http://www.formstack.com/tools edit: LaunchPad was discontinued in September, 2013
Prices start at
$14 $29/month. The $14/month plan doesn’t include payment processing.
There’s no welcome page when you visit JotForm. It dumps you right into a form builder (that looks a little antiquated) and if that’s not geeky enough for you, then check out http://www.jotform.com/labs for some other cool stuff you can do with your forms. JotForm is known for their strong integration with DropBox, and recurring billing is an option across many of their payment processors (including Clickbank and Stripe):
You can accept payments starting at their $10/month plan.
Final Recommendations for Hosted Website Forms
At the $10/month range, JotForm is the best online form builder for accepting payments from your visitors given its price. In the $30/month range, the Platinum plan from 123ContactForm really gives you lots for the price.
- I know many people might favor WuFoo because of how prominent their service is, but I don’t like how you have to go up to the $30 level to accept payments on their forms. They do have Stripe as well as Braintree, two of the newer payment processors, but they will require Chargify if you want to do recurring billing on them.

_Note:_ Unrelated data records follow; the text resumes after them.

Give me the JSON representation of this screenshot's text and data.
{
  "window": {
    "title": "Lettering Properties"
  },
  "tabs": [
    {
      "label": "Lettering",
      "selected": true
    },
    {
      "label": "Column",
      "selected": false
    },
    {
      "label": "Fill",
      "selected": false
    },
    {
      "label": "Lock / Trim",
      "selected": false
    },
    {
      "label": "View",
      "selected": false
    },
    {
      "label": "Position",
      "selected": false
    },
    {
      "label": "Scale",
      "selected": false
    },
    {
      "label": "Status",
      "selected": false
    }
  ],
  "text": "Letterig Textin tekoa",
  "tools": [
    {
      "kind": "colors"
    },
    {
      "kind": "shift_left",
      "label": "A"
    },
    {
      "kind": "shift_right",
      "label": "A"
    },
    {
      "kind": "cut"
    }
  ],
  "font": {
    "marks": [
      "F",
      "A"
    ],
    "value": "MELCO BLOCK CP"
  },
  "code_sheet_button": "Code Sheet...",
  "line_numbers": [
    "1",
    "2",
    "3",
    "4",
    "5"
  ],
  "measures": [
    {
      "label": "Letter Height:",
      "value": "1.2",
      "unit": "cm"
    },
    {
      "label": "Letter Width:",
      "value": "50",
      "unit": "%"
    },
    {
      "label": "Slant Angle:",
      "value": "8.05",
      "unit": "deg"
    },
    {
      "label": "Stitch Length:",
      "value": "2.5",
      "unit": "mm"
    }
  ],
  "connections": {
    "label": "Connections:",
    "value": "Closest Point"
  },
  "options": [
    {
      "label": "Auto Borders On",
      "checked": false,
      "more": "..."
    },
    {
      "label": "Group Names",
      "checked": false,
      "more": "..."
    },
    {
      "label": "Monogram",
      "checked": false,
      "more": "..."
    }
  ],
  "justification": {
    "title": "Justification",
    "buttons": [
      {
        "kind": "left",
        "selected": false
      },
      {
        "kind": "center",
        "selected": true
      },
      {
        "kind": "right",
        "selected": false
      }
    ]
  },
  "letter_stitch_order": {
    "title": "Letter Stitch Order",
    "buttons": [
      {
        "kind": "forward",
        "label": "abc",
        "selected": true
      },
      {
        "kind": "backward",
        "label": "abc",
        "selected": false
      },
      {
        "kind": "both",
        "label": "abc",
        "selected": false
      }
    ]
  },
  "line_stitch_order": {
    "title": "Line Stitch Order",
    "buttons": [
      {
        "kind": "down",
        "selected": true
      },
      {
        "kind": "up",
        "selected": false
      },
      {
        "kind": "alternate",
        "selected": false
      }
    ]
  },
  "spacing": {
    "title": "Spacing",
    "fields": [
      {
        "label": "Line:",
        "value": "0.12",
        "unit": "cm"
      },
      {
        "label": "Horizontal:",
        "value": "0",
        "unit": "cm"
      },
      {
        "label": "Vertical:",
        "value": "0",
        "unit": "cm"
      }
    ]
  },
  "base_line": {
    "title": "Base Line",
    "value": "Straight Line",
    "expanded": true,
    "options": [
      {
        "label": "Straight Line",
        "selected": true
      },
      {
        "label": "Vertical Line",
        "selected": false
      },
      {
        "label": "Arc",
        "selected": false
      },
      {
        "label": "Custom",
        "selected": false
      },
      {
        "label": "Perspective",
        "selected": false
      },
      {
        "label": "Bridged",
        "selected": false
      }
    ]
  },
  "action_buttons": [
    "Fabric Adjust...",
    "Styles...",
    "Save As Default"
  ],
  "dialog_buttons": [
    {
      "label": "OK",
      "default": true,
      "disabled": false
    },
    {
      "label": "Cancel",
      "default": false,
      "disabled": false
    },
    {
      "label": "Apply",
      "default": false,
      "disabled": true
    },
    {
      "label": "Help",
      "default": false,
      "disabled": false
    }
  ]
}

- FormStack is also expensive, charging $29/month for plans that can accept payments. It’s a very similar setup to WuFoo regarding recurring payments: beyond Paypal (and Authorize.net), it will require a $65/month or higher Chargify account.
- JotForm is a very flexible hosted website form generator and it gives you all its features at the $10 a month price point. These features include multiple payment gateways, no Chargify requirement for getting subscription billing on your forms, and the lab features are truly cutting edge. I don’t like Jotform’s interface as I find it clunky and not very welcoming, but your opinion might differ.
- 123ContactForm gives you an amazing array of features on its $30 Platinum plan: recurring billing across payment processors, ability to put multiple payment processors on the same form, and great conditional logic features that also integrate nicely with Google Analytics to track your user’s actions.